## HOW TO COMPLETE THIS TASK
Copy the records word for word, omitting all pictures.

** DATASET RECORDS follows **

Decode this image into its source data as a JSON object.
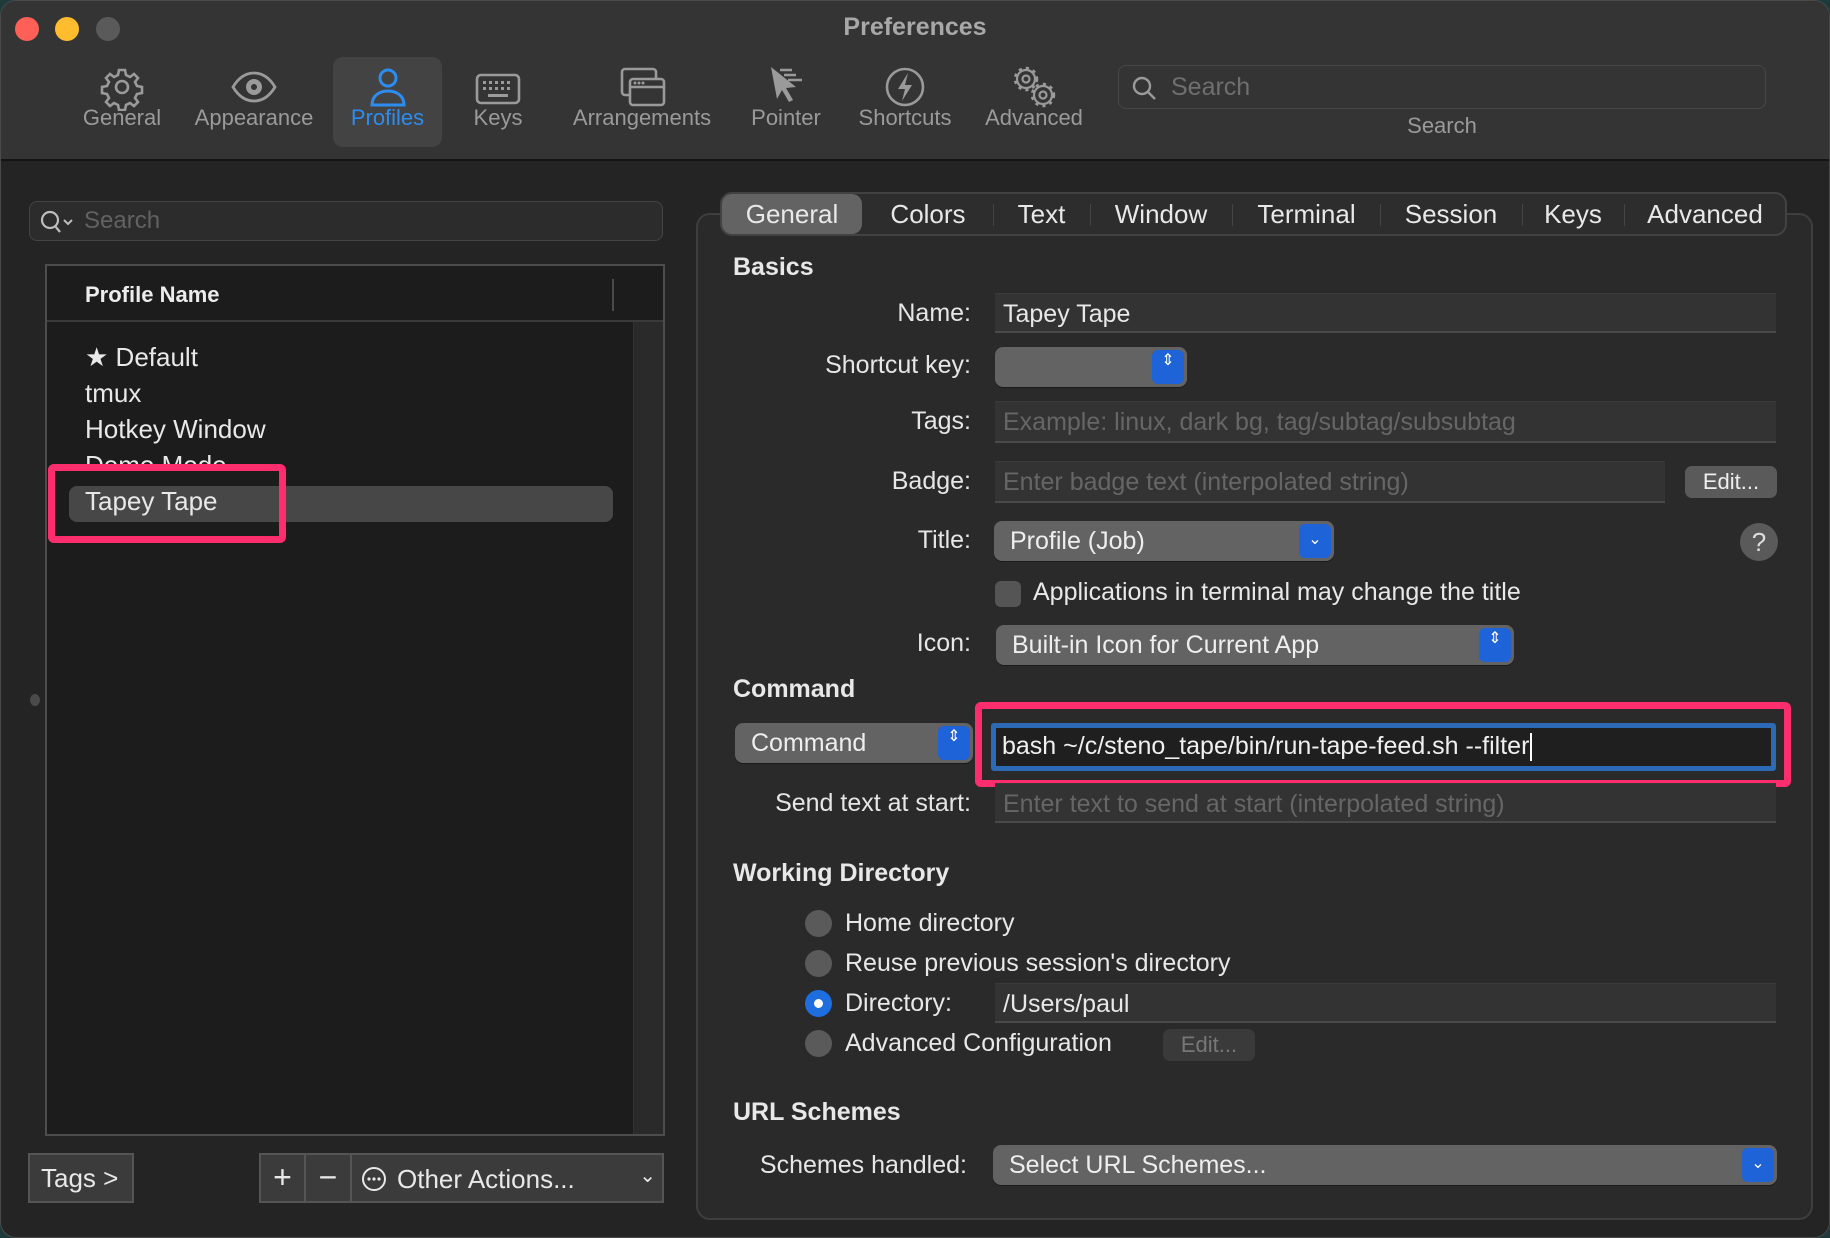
{
  "window": {
    "title": "Preferences"
  },
  "toolbar": {
    "items": [
      {
        "label": "General",
        "icon": "gear-icon"
      },
      {
        "label": "Appearance",
        "icon": "eye-icon"
      },
      {
        "label": "Profiles",
        "icon": "person-icon",
        "active": true
      },
      {
        "label": "Keys",
        "icon": "keyboard-icon"
      },
      {
        "label": "Arrangements",
        "icon": "windows-icon"
      },
      {
        "label": "Pointer",
        "icon": "pointer-icon"
      },
      {
        "label": "Shortcuts",
        "icon": "lightning-icon"
      },
      {
        "label": "Advanced",
        "icon": "gears-icon"
      }
    ],
    "search": {
      "placeholder": "Search",
      "label": "Search"
    }
  },
  "profiles": {
    "search_placeholder": "Search",
    "column_header": "Profile Name",
    "items": [
      {
        "name": "Default",
        "default": true
      },
      {
        "name": "tmux"
      },
      {
        "name": "Hotkey Window"
      },
      {
        "name": "Demo Mode"
      },
      {
        "name": "Tapey Tape",
        "selected": true
      }
    ],
    "tags_button": "Tags >",
    "add_button": "+",
    "remove_button": "−",
    "other_actions": "Other Actions..."
  },
  "tabs": [
    "General",
    "Colors",
    "Text",
    "Window",
    "Terminal",
    "Session",
    "Keys",
    "Advanced"
  ],
  "active_tab": "General",
  "basics": {
    "heading": "Basics",
    "name_label": "Name:",
    "name_value": "Tapey Tape",
    "shortcut_label": "Shortcut key:",
    "shortcut_value": "",
    "tags_label": "Tags:",
    "tags_placeholder": "Example: linux, dark bg, tag/subtag/subsubtag",
    "badge_label": "Badge:",
    "badge_placeholder": "Enter badge text (interpolated string)",
    "badge_edit": "Edit...",
    "title_label": "Title:",
    "title_value": "Profile (Job)",
    "help": "?",
    "apps_change_title_label": "Applications in terminal may change the title",
    "apps_change_title_checked": false,
    "icon_label": "Icon:",
    "icon_value": "Built-in Icon for Current App"
  },
  "command": {
    "heading": "Command",
    "mode_value": "Command",
    "command_value": "bash  ~/c/steno_tape/bin/run-tape-feed.sh --filter",
    "send_text_label": "Send text at start:",
    "send_text_placeholder": "Enter text to send at start (interpolated string)"
  },
  "working_directory": {
    "heading": "Working Directory",
    "options": [
      {
        "label": "Home directory",
        "selected": false
      },
      {
        "label": "Reuse previous session's directory",
        "selected": false
      },
      {
        "label": "Directory:",
        "selected": true
      },
      {
        "label": "Advanced Configuration",
        "selected": false
      }
    ],
    "directory_value": "/Users/paul",
    "advanced_edit": "Edit..."
  },
  "url_schemes": {
    "heading": "URL Schemes",
    "label": "Schemes handled:",
    "value": "Select URL Schemes..."
  },
  "colors": {
    "accent": "#2d8cf0",
    "highlight": "#fe2e6e",
    "popup_button": "#1e63d8"
  }
}
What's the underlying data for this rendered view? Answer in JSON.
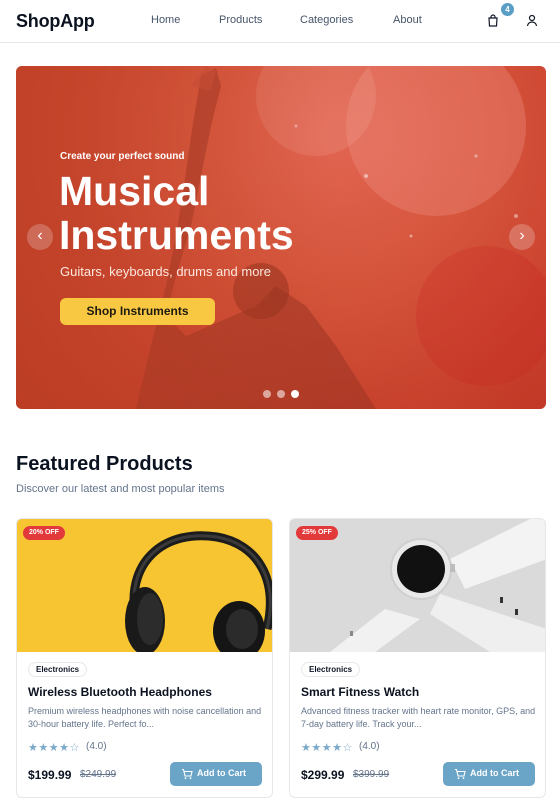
{
  "header": {
    "logo": "ShopApp",
    "nav": [
      "Home",
      "Products",
      "Categories",
      "About"
    ],
    "cart_count": "4",
    "cart_icon": "shopping-bag-icon",
    "user_icon": "user-icon"
  },
  "hero": {
    "kicker": "Create your perfect sound",
    "title": "Musical Instruments",
    "subtitle": "Guitars, keyboards, drums and more",
    "cta": "Shop Instruments",
    "prev": "‹",
    "next": "›",
    "slides": 3,
    "active_slide": 3
  },
  "featured": {
    "title": "Featured Products",
    "subtitle": "Discover our latest and most popular items"
  },
  "products": [
    {
      "discount": "20% OFF",
      "category": "Electronics",
      "name": "Wireless Bluetooth Headphones",
      "description": "Premium wireless headphones with noise cancellation and 30-hour battery life. Perfect fo...",
      "stars": "★★★★☆",
      "rating": "(4.0)",
      "price": "$199.99",
      "old_price": "$249.99",
      "button": "Add to Cart"
    },
    {
      "discount": "25% OFF",
      "category": "Electronics",
      "name": "Smart Fitness Watch",
      "description": "Advanced fitness tracker with heart rate monitor, GPS, and 7-day battery life. Track your...",
      "stars": "★★★★☆",
      "rating": "(4.0)",
      "price": "$299.99",
      "old_price": "$399.99",
      "button": "Add to Cart"
    }
  ],
  "colors": {
    "accent": "#6aa4c7",
    "cta_yellow": "#f9c843",
    "discount_red": "#e23a3a",
    "hero_red": "#d8573e"
  }
}
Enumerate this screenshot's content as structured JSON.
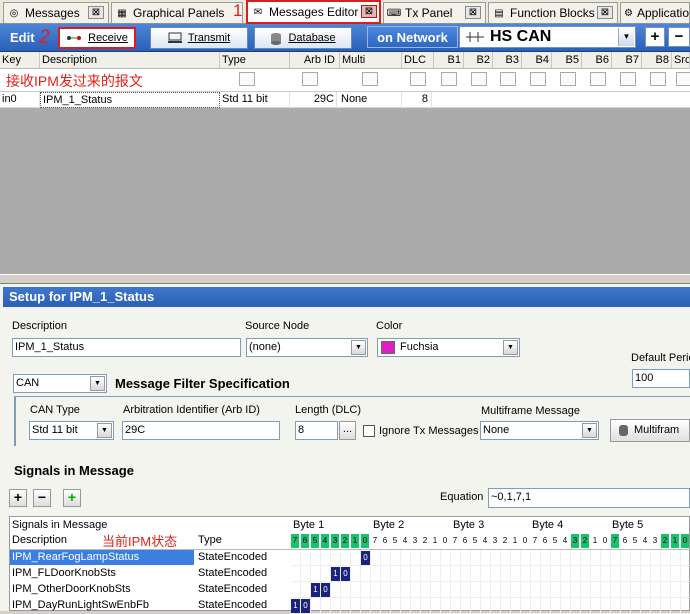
{
  "tabs": [
    {
      "label": "Messages",
      "icon": "messages-icon",
      "close": "⊠"
    },
    {
      "label": "Graphical Panels",
      "icon": "panels-icon",
      "close": "⊠"
    },
    {
      "label": "Messages Editor",
      "icon": "messages-editor-icon",
      "close": "⊠"
    },
    {
      "label": "Tx Panel",
      "icon": "tx-panel-icon",
      "close": "⊠"
    },
    {
      "label": "Function Blocks",
      "icon": "function-blocks-icon",
      "close": "⊠"
    },
    {
      "label": "Applicatio",
      "icon": "application-icon",
      "close": ""
    }
  ],
  "annotations": {
    "one": "1",
    "two": "2",
    "grid_note": "接收IPM发过来的报文",
    "signals_note": "当前IPM状态"
  },
  "toolbar": {
    "edit": "Edit",
    "receive": "Receive",
    "transmit": "Transmit",
    "database": "Database",
    "on_network": "on Network",
    "network": "HS CAN",
    "add": "+",
    "remove": "−"
  },
  "grid": {
    "headers": [
      "Key",
      "Description",
      "Type",
      "Arb ID",
      "Multi",
      "DLC",
      "B1",
      "B2",
      "B3",
      "B4",
      "B5",
      "B6",
      "B7",
      "B8",
      "Src"
    ],
    "row": {
      "key": "in0",
      "description": "IPM_1_Status",
      "type": "Std 11 bit",
      "arb_id": "29C",
      "multi": "None",
      "dlc": "8"
    }
  },
  "setup": {
    "title": "Setup for IPM_1_Status",
    "description_label": "Description",
    "description_value": "IPM_1_Status",
    "source_label": "Source Node",
    "source_value": "(none)",
    "color_label": "Color",
    "color_value": "Fuchsia",
    "color_hex": "#e01ec8",
    "period_label": "Default Perio",
    "period_value": "100",
    "protocol_value": "CAN",
    "filter_heading": "Message Filter Specification",
    "can_type_label": "CAN Type",
    "can_type_value": "Std 11 bit",
    "arb_label": "Arbitration Identifier (Arb ID)",
    "arb_value": "29C",
    "length_label": "Length (DLC)",
    "length_value": "8",
    "length_btn": "...",
    "ignore_label": "Ignore Tx Messages",
    "multiframe_label": "Multiframe Message",
    "multiframe_value": "None",
    "multiframe_btn": "Multifram",
    "signals_heading": "Signals in Message",
    "equation_label": "Equation",
    "equation_value": "~0,1,7,1",
    "sig_buttons": [
      "+",
      "−",
      "+"
    ]
  },
  "signals": {
    "header1": "Signals in Message",
    "header_desc": "Description",
    "header_type": "Type",
    "bytes": [
      "Byte 1",
      "Byte 2",
      "Byte 3",
      "Byte 4",
      "Byte 5"
    ],
    "rows": [
      {
        "name": "IPM_RearFogLampStatus",
        "type": "StateEncoded",
        "bits": "0"
      },
      {
        "name": "IPM_FLDoorKnobSts",
        "type": "StateEncoded",
        "bits": "1 0"
      },
      {
        "name": "IPM_OtherDoorKnobSts",
        "type": "StateEncoded",
        "bits": "1 0"
      },
      {
        "name": "IPM_DayRunLightSwEnbFb",
        "type": "StateEncoded",
        "bits": "1 0"
      }
    ]
  }
}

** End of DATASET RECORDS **

## THE ANSWER
Decode this image into its source data as a JSON object.
{
  "window": {
    "title": "Preferences"
  },
  "toolbar": {
    "items": [
      {
        "label": "General",
        "icon": "gear-icon"
      },
      {
        "label": "Appearance",
        "icon": "eye-icon"
      },
      {
        "label": "Profiles",
        "icon": "person-icon",
        "active": true
      },
      {
        "label": "Keys",
        "icon": "keyboard-icon"
      },
      {
        "label": "Arrangements",
        "icon": "windows-icon"
      },
      {
        "label": "Pointer",
        "icon": "pointer-icon"
      },
      {
        "label": "Shortcuts",
        "icon": "lightning-icon"
      },
      {
        "label": "Advanced",
        "icon": "gears-icon"
      }
    ],
    "search": {
      "placeholder": "Search",
      "label": "Search"
    }
  },
  "profiles": {
    "search_placeholder": "Search",
    "column_header": "Profile Name",
    "items": [
      {
        "name": "Default",
        "default": true
      },
      {
        "name": "tmux"
      },
      {
        "name": "Hotkey Window"
      },
      {
        "name": "Demo Mode"
      },
      {
        "name": "Tapey Tape",
        "selected": true
      }
    ],
    "tags_button": "Tags >",
    "add_button": "+",
    "remove_button": "−",
    "other_actions": "Other Actions..."
  },
  "tabs": [
    "General",
    "Colors",
    "Text",
    "Window",
    "Terminal",
    "Session",
    "Keys",
    "Advanced"
  ],
  "active_tab": "General",
  "basics": {
    "heading": "Basics",
    "name_label": "Name:",
    "name_value": "Tapey Tape",
    "shortcut_label": "Shortcut key:",
    "shortcut_value": "",
    "tags_label": "Tags:",
    "tags_placeholder": "Example: linux, dark bg, tag/subtag/subsubtag",
    "badge_label": "Badge:",
    "badge_placeholder": "Enter badge text (interpolated string)",
    "badge_edit": "Edit...",
    "title_label": "Title:",
    "title_value": "Profile (Job)",
    "help": "?",
    "apps_change_title_label": "Applications in terminal may change the title",
    "apps_change_title_checked": false,
    "icon_label": "Icon:",
    "icon_value": "Built-in Icon for Current App"
  },
  "command": {
    "heading": "Command",
    "mode_value": "Command",
    "command_value": "bash  ~/c/steno_tape/bin/run-tape-feed.sh --filter",
    "send_text_label": "Send text at start:",
    "send_text_placeholder": "Enter text to send at start (interpolated string)"
  },
  "working_directory": {
    "heading": "Working Directory",
    "options": [
      {
        "label": "Home directory",
        "selected": false
      },
      {
        "label": "Reuse previous session's directory",
        "selected": false
      },
      {
        "label": "Directory:",
        "selected": true
      },
      {
        "label": "Advanced Configuration",
        "selected": false
      }
    ],
    "directory_value": "/Users/paul",
    "advanced_edit": "Edit..."
  },
  "url_schemes": {
    "heading": "URL Schemes",
    "label": "Schemes handled:",
    "value": "Select URL Schemes..."
  },
  "colors": {
    "accent": "#2d8cf0",
    "highlight": "#fe2e6e",
    "popup_button": "#1e63d8"
  }
}
What's the underlying data for this rendered view? Answer in JSON.
{
  "header": {
    "logo": "ShopApp",
    "nav": [
      "Home",
      "Products",
      "Categories",
      "About"
    ],
    "cart_count": "4",
    "cart_icon": "shopping-bag-icon",
    "user_icon": "user-icon"
  },
  "hero": {
    "kicker": "Create your perfect sound",
    "title": "Musical Instruments",
    "subtitle": "Guitars, keyboards, drums and more",
    "cta": "Shop Instruments",
    "prev": "‹",
    "next": "›",
    "slides": 3,
    "active_slide": 3
  },
  "featured": {
    "title": "Featured Products",
    "subtitle": "Discover our latest and most popular items"
  },
  "products": [
    {
      "discount": "20% OFF",
      "category": "Electronics",
      "name": "Wireless Bluetooth Headphones",
      "description": "Premium wireless headphones with noise cancellation and 30-hour battery life. Perfect fo...",
      "stars": "★★★★☆",
      "rating": "(4.0)",
      "price": "$199.99",
      "old_price": "$249.99",
      "button": "Add to Cart"
    },
    {
      "discount": "25% OFF",
      "category": "Electronics",
      "name": "Smart Fitness Watch",
      "description": "Advanced fitness tracker with heart rate monitor, GPS, and 7-day battery life. Track your...",
      "stars": "★★★★☆",
      "rating": "(4.0)",
      "price": "$299.99",
      "old_price": "$399.99",
      "button": "Add to Cart"
    }
  ],
  "colors": {
    "accent": "#6aa4c7",
    "cta_yellow": "#f9c843",
    "discount_red": "#e23a3a",
    "hero_red": "#d8573e"
  }
}
Enumerate this screenshot's content as structured JSON.
{
  "tabs": [
    {
      "label": "Messages",
      "icon": "messages-icon",
      "close": "⊠"
    },
    {
      "label": "Graphical Panels",
      "icon": "panels-icon",
      "close": "⊠"
    },
    {
      "label": "Messages Editor",
      "icon": "messages-editor-icon",
      "close": "⊠"
    },
    {
      "label": "Tx Panel",
      "icon": "tx-panel-icon",
      "close": "⊠"
    },
    {
      "label": "Function Blocks",
      "icon": "function-blocks-icon",
      "close": "⊠"
    },
    {
      "label": "Applicatio",
      "icon": "application-icon",
      "close": ""
    }
  ],
  "annotations": {
    "one": "1",
    "two": "2",
    "grid_note": "接收IPM发过来的报文",
    "signals_note": "当前IPM状态"
  },
  "toolbar": {
    "edit": "Edit",
    "receive": "Receive",
    "transmit": "Transmit",
    "database": "Database",
    "on_network": "on Network",
    "network": "HS CAN",
    "add": "+",
    "remove": "−"
  },
  "grid": {
    "headers": [
      "Key",
      "Description",
      "Type",
      "Arb ID",
      "Multi",
      "DLC",
      "B1",
      "B2",
      "B3",
      "B4",
      "B5",
      "B6",
      "B7",
      "B8",
      "Src"
    ],
    "row": {
      "key": "in0",
      "description": "IPM_1_Status",
      "type": "Std 11 bit",
      "arb_id": "29C",
      "multi": "None",
      "dlc": "8"
    }
  },
  "setup": {
    "title": "Setup for IPM_1_Status",
    "description_label": "Description",
    "description_value": "IPM_1_Status",
    "source_label": "Source Node",
    "source_value": "(none)",
    "color_label": "Color",
    "color_value": "Fuchsia",
    "color_hex": "#e01ec8",
    "period_label": "Default Perio",
    "period_value": "100",
    "protocol_value": "CAN",
    "filter_heading": "Message Filter Specification",
    "can_type_label": "CAN Type",
    "can_type_value": "Std 11 bit",
    "arb_label": "Arbitration Identifier (Arb ID)",
    "arb_value": "29C",
    "length_label": "Length (DLC)",
    "length_value": "8",
    "length_btn": "...",
    "ignore_label": "Ignore Tx Messages",
    "multiframe_label": "Multiframe Message",
    "multiframe_value": "None",
    "multiframe_btn": "Multifram",
    "signals_heading": "Signals in Message",
    "equation_label": "Equation",
    "equation_value": "~0,1,7,1",
    "sig_buttons": [
      "+",
      "−",
      "+"
    ]
  },
  "signals": {
    "header1": "Signals in Message",
    "header_desc": "Description",
    "header_type": "Type",
    "bytes": [
      "Byte 1",
      "Byte 2",
      "Byte 3",
      "Byte 4",
      "Byte 5"
    ],
    "rows": [
      {
        "name": "IPM_RearFogLampStatus",
        "type": "StateEncoded",
        "bits": "0"
      },
      {
        "name": "IPM_FLDoorKnobSts",
        "type": "StateEncoded",
        "bits": "1 0"
      },
      {
        "name": "IPM_OtherDoorKnobSts",
        "type": "StateEncoded",
        "bits": "1 0"
      },
      {
        "name": "IPM_DayRunLightSwEnbFb",
        "type": "StateEncoded",
        "bits": "1 0"
      }
    ]
  }
}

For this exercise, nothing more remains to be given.